• _Task instructions_
Where a line of the listing below includes the word "Manager", reproduce that line.

• _Data extract_
=== Begin Enclosure ===

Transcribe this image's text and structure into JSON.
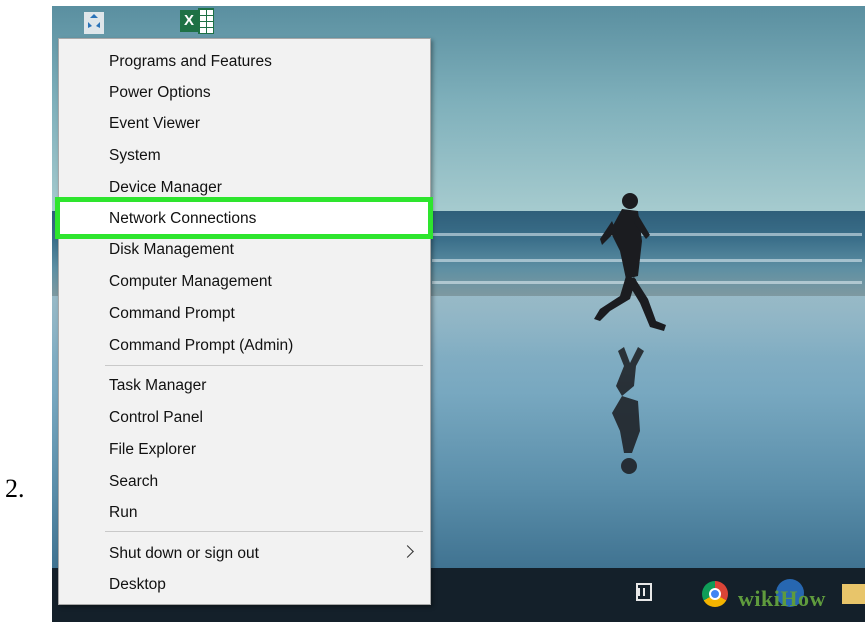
{
  "step_number": "2.",
  "desktop": {
    "icons": [
      "recycle-bin-icon",
      "excel-icon"
    ],
    "excel_letter": "X"
  },
  "context_menu": {
    "groups": [
      [
        "Programs and Features",
        "Power Options",
        "Event Viewer",
        "System",
        "Device Manager",
        "Network Connections",
        "Disk Management",
        "Computer Management",
        "Command Prompt",
        "Command Prompt (Admin)"
      ],
      [
        "Task Manager",
        "Control Panel",
        "File Explorer",
        "Search",
        "Run"
      ],
      [
        "Shut down or sign out",
        "Desktop"
      ]
    ],
    "highlighted_item": "Device Manager",
    "highlight_color": "#2ee52e",
    "submenu_item": "Shut down or sign out"
  },
  "taskbar": {
    "icons": [
      "task-view-icon",
      "chrome-icon",
      "app-icon",
      "folder-icon"
    ]
  },
  "watermark": "wikiHow"
}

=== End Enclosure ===

• _Response to this exercise_
        "Device Manager",
        "Task Manager",
    "highlighted_item": "Device Manager",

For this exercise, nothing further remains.